I did, however, and gave him the evil eye every time he shoved a freshly sharpened crayon into his mouth. I asked my mother why some kids preferred eating crayons to coloring with them. My mother -- as charmingly clueless as the 1950s housewife played by Julianne Moore in Far From Heaven -- giggled and replied, "Some kids don't like to eat fish sticks, either." It took me years to figure out what she meant. Fish sticks or blue crayons -- it's simply a matter of personal taste.
Learning the art of discriminating eating should start early, which is why a restaurant like the three-year-old Crayola Cafe has a lot of potential. The menu isn't dumbed down like most kid-friendly restaurants', nor is it so coyly sophisticated as to turn off a youthful palate. The place is bright and colorful, and the service is friendly. So why did I cringe every time I went there? After three meals at the Crayola Cafe, I've decided that although the place has all the right colors and talent to be something more special than a lowbrow diner, it's missing that creative spark that might make it extraordinary. There's a certain magic associated with the Hallmark-owned brand name Crayola: Just ask anyone who remembers flipping back the cardboard lid of his or her first orange-and-green box containing the 64-color assortment. Those perfectly formed little wands of vibrantly colored wax glowed like jewels. Magic!
Whereas the Walt Disney Company is masterfully shrewd when capitalizing on its product name, Hallmark and its Culinary Concept unit fumble with their hometown Crayola Cafe. The food, overseen by chef Kelli Billingsley, isn't artful in any fashion. In fact, it's numbingly dull. The sandwiches are no more interesting than those found at any corporate casual chain, and the main dishes couldn't be more bland or served with less flair. Yes, there are a few gimmicky choices aimed at kids who prefer playing with their food to eating it, including a "Make-Your-Own Peanut Butter" option served with crustless toast rounds, apple slices, bananas and caramel popcorn. If it sounds more like a game than a meal, it is.
The place could use a little spiffing up visually as well. The location, on the second-level terrace of Crown Center, overlooking the building's indoor atrium, doesn't lend itself to much in the way of colorful décor.
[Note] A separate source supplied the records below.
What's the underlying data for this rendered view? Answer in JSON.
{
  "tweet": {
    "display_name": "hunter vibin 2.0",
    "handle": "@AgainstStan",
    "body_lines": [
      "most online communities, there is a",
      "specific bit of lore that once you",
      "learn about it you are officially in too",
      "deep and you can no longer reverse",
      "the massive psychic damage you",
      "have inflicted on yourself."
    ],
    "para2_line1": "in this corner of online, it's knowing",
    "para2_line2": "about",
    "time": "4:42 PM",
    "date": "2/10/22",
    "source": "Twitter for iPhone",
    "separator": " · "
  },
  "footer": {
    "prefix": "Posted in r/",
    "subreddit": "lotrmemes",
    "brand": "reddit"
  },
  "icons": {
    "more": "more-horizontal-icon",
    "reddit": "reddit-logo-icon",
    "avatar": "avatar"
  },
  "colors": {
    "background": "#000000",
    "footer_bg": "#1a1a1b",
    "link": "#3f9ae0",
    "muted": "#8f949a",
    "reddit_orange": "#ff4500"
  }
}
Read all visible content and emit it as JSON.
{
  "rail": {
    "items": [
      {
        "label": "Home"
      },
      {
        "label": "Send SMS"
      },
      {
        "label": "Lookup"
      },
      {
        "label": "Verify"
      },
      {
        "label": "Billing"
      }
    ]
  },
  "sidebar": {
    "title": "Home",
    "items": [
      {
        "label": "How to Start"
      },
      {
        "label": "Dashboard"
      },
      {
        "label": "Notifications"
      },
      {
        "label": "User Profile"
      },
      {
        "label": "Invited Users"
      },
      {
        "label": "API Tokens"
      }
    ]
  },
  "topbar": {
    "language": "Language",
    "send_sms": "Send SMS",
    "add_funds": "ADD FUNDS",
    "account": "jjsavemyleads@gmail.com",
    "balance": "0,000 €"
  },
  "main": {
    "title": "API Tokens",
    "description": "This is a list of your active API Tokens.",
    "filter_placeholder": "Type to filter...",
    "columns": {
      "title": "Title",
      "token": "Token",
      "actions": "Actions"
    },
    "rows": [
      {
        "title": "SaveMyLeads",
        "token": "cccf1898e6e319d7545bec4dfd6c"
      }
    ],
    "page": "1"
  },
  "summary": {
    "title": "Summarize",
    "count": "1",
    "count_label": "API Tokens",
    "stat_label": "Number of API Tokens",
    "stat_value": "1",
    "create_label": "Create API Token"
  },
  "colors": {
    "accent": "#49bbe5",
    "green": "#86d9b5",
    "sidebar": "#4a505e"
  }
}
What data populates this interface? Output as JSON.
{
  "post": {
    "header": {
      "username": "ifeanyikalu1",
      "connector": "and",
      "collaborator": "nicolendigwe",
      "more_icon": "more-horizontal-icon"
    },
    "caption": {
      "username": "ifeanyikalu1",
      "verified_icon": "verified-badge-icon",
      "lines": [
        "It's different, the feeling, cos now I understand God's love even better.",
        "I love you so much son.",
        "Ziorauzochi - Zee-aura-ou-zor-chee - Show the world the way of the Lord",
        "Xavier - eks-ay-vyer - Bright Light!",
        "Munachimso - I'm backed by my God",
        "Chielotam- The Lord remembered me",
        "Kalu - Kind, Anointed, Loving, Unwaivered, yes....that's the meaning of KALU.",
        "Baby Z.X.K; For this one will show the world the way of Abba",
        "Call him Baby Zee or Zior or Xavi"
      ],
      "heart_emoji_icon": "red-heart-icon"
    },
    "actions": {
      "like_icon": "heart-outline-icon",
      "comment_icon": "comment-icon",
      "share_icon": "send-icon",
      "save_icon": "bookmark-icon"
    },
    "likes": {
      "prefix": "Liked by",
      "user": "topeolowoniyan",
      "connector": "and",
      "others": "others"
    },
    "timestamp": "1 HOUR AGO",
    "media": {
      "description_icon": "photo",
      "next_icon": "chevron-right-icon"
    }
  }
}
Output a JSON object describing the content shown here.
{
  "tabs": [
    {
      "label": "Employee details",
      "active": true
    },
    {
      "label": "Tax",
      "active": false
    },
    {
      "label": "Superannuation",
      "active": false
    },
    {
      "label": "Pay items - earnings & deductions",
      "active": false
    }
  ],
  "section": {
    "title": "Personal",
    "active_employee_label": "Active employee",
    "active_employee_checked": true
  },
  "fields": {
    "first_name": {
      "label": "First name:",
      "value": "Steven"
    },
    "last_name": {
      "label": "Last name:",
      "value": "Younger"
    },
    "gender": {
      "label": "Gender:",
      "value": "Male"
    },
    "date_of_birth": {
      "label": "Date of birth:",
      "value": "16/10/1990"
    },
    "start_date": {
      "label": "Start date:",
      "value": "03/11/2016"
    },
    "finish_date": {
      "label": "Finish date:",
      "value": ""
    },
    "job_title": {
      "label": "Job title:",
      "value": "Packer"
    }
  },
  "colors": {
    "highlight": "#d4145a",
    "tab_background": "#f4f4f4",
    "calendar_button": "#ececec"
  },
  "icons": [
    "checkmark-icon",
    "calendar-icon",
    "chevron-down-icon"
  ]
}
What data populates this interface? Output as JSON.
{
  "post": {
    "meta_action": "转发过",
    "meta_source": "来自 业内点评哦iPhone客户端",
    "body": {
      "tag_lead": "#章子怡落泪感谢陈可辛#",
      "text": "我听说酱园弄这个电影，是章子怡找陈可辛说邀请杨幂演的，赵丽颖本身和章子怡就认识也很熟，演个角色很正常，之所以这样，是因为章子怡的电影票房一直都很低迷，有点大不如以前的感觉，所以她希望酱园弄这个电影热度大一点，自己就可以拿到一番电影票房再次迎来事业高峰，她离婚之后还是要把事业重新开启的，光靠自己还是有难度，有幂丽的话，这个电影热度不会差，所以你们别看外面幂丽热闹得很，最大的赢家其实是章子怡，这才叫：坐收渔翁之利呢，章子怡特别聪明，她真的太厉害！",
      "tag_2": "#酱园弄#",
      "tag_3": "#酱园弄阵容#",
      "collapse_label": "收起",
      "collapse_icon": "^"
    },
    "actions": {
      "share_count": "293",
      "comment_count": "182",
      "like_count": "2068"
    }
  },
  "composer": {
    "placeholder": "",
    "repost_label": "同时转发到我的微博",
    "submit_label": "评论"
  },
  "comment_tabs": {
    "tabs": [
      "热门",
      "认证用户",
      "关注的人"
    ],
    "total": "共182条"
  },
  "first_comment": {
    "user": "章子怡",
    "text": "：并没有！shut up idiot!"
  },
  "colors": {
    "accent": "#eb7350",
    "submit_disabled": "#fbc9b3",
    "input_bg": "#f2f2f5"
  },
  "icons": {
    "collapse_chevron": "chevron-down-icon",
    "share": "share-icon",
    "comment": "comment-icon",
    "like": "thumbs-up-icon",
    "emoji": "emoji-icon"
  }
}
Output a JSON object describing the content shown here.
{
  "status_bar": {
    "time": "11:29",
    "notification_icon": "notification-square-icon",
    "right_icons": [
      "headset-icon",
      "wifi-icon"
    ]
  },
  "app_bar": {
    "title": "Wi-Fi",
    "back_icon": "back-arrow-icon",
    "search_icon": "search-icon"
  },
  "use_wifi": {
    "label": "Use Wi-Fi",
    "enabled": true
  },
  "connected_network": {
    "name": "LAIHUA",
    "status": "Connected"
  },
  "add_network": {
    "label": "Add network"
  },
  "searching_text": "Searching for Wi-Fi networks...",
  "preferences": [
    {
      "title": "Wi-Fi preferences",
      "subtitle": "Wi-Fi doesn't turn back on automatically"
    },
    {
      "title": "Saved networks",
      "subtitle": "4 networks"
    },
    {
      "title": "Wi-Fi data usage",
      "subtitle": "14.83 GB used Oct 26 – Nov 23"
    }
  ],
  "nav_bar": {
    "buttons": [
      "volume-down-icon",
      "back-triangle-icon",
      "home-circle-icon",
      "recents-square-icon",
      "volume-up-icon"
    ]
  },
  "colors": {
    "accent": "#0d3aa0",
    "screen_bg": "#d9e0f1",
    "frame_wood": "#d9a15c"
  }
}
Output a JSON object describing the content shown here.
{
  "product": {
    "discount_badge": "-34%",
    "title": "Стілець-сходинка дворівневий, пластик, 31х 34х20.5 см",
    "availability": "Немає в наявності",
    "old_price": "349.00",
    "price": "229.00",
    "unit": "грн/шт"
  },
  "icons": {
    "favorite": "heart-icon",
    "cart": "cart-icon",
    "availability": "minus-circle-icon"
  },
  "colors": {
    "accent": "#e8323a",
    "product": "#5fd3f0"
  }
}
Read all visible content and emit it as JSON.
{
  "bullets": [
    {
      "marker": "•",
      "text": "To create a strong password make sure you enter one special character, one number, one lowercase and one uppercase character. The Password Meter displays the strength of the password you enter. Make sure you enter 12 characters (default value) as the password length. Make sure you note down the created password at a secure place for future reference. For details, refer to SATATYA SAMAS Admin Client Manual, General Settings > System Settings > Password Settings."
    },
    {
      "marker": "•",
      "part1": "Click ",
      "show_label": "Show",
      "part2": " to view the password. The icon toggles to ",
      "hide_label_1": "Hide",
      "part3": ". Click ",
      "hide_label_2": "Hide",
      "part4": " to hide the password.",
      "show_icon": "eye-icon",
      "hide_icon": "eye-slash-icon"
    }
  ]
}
There are no interior walls, so the only decorative elements -- aside from the paper placemats -- are architectural ones (a massive ring of lights floating above the "bar," for instance). Oh, there are oversized Crayola props, too, but they're scrawled with more graffiti than any New York subway car.
The artistically inclined can scribble on the placemats with a selection of Binney & Smith's newest colors (changed every Sunday, for those diners who prefer virgin wax), placed at each table along with a "children's menu" that's so tiny I didn't even notice it until my final visit. By then, we'd already ordered. I've seen postcards bigger than this laminated sheet, and the microscopic print was more difficult to read than the etchings on the Rosetta stone.